Source material:
Start of Block

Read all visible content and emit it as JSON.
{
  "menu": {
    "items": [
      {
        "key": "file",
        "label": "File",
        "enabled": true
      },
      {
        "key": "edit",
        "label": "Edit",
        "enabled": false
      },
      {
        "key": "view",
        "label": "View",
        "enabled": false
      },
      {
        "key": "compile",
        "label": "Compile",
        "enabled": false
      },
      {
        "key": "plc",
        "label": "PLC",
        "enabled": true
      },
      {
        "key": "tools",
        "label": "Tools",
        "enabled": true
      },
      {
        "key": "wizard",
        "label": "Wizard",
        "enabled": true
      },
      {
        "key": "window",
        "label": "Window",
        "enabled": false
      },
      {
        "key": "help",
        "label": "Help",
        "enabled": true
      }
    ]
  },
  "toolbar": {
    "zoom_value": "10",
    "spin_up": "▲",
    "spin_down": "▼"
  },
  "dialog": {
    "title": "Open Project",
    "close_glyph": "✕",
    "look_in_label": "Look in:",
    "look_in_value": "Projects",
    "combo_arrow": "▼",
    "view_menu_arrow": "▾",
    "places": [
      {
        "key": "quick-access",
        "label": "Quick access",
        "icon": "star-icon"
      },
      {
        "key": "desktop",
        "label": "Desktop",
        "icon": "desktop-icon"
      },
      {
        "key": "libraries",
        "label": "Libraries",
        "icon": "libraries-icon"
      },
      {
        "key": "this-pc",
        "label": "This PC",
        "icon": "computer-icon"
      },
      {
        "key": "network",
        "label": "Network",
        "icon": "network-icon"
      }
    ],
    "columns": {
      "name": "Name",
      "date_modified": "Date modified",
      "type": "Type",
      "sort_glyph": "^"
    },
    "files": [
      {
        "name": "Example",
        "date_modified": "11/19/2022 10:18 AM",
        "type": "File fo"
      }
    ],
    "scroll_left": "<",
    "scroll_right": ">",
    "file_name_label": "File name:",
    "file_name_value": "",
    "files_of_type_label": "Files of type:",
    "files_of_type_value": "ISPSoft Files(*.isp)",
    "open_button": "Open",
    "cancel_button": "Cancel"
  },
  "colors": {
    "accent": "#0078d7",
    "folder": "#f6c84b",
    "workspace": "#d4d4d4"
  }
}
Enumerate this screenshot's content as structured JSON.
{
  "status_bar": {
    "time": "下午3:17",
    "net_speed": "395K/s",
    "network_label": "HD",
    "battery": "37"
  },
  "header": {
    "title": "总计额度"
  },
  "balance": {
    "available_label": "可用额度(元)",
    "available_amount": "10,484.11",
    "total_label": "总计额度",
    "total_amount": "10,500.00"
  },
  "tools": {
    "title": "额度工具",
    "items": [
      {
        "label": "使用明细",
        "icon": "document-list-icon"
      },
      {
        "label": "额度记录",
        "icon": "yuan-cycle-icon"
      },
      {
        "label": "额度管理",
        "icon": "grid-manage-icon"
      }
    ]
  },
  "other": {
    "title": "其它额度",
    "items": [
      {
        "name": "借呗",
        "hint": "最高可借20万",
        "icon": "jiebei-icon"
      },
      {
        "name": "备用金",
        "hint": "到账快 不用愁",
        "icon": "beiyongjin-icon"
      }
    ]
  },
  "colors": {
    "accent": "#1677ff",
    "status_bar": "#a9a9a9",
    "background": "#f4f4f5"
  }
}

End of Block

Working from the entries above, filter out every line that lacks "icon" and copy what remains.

Answer below:
        "icon": "star-icon"
        "icon": "desktop-icon"
        "icon": "libraries-icon"
        "icon": "computer-icon"
        "icon": "network-icon"
        "icon": "document-list-icon"
        "icon": "yuan-cycle-icon"
        "icon": "grid-manage-icon"
        "icon": "jiebei-icon"
        "icon": "beiyongjin-icon"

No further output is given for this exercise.